Some processes on a computer are more important than others, regardless how you are using your computer. This may be foreground applications like web browsers or development environments, resource taxing games or Internet streams, or background processes that need to run all the time.
Windows itself does not offer that many options to deal with issues that may arise from low-priority processes using more resources than they should which in turn may affect core processes. While you can change process priorities for the session, there is not really anything available in the frontend that you can use to make sure the processes that you require the most get the resources they need to work properly.
Process Lasso is a long standing process-tamer that offers a solution to that issue and others. At its core, it makes sure that high priority processes are not slowed down by other processes running on the system. If you dig deeper, you will discover that it gives you full control over how it handles that on your system.
Bitsum, the company behind the product, has just released Process Lasso 8. Reason enough to take another look, considering that our last review of the software dates back to version 4 in 2010.
Process Lasso 8 is still offered as a feature-limited free version and a commercial pro version. The free version is not your typical free version though. First of all, some features of Process Lasso Pro are available for a short period of time (between three and fourteen days) after which they are not available anymore.
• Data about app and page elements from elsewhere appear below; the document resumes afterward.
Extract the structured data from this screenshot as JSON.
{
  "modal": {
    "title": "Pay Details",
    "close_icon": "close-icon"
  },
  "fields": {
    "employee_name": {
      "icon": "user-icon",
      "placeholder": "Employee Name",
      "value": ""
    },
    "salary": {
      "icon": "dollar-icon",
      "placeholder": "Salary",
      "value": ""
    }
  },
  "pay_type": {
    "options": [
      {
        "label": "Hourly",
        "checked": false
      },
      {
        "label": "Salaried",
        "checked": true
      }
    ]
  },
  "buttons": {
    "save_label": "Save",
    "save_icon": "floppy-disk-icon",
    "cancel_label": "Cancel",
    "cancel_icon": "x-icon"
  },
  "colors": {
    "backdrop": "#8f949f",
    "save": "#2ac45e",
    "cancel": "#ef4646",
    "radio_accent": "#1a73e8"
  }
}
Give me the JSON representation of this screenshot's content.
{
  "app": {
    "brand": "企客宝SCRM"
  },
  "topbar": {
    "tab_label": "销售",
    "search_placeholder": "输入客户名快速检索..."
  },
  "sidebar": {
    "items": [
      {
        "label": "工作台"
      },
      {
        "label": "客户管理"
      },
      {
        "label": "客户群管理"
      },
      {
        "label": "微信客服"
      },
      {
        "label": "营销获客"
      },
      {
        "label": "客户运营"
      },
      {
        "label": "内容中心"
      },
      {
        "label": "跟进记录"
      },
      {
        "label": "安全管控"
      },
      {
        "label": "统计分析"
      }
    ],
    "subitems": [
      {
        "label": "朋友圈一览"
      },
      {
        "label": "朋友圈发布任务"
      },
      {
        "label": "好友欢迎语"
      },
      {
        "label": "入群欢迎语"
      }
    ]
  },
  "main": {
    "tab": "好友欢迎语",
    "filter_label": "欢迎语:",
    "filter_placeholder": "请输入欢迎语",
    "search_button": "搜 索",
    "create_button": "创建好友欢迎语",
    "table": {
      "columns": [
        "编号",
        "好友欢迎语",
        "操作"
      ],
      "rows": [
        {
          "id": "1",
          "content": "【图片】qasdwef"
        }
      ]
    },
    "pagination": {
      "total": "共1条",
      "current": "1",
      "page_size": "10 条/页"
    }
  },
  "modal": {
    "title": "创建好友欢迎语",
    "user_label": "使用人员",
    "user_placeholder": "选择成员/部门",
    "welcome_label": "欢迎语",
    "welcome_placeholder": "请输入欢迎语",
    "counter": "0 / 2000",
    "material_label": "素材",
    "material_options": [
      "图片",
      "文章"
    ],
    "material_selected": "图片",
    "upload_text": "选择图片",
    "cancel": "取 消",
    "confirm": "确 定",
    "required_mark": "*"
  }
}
In addition to that, a nag screen is shown on startup and sometimes when you bring the program to the front from the system tray.
As far as changes are concerned, there are quite a few but if you expect new killer features then you will probably be disappointed as there are not any of note.
The improvements on the other hand may be well worth the upgrade. Upgrades are a no-brainer for free users and pro users who purchased a lifetime license as they are free in those cases.
Process Lasso overview
When you start Process Lasso 8 for the first time it displays the list of processes running on your system, information about current and past resource usage, and an actions log at the bottom highlighting among other things when new processes are started or terminated.
Two of the program's core algorithms, Pro Balance and Game Mode, are enabled by default. Pro Balance adjust the priority of processes on the system automatically to make sure it remains responsive even when taxing applications are running.
Game Mode appears limited to Steam by default. It is a new Power Plan that ensures maximum performance by limiting background apps from taking away resources and running at full cpu power.
It is possible to add game processes that are not Steam-related to the program so that they benefit from the adjustments as well.
SmartTrim on the other hand is not enabled by default. It is this mode that received lots of attention in version 8 of Process Lasso. It is a memory optimizer at its core that does not use brute-force to free up RAM on the system. You enable the feature under Options > SmartTrim.
The fourth major feature of interest of Process Lasso is called IdleSaver. It changes the power profile on the fly while the computer is idle. This means that you get full performance while you are working on the computer (or the computer is crunching data in the background), and a power saving mode when the system is idle.
Customization options are probably the biggest strength of the program as it puts you in control if you want to. For instance, while you can enable SmartTrim and be done with it, you could also configure its parameters instead.
One option provided here is to define the minimum system RAM load and process working set before the feature kicks in. In addition, you may enable it even while in gaming mode and set exclusions so that some processes won't be asked to release working sets when the feature is triggered.
The same is true for the other features. ProBalance ships with lots of options in this regard. Set thresholds, change CPU affinities, ignore foreground processes or make sure system services are excluded by it.
The default options are usually reasonably set but it may pay off to take a closer look and go through all settings manually to make sure everything is set as you want. Exceptions may be important for example, especially if you rely on certain processes and don't want them touched by Process Lasso's automatic adjustments.
Last but not least, Process Lasso allows you to change settings for select processes. Change process priorities, cpu affinitis, I/O and memory priorities permanently, or restrict it to one running instance. Another interesting feature is the terminate always option. When enabled for a process, Process Lasso will terminate it whenever that process is running. Useful when you don't want certain processes to run at all on your system.
Process Lasso 8 may not introduce a new major feature but the refinements in it make an excellent program even better. It works well out of the box and if you want, you can install it and forget about it afterwards without having to worry that it will do more harm than good. Its greatest strength on the other hand is that you can be in full control over its features if you want to be.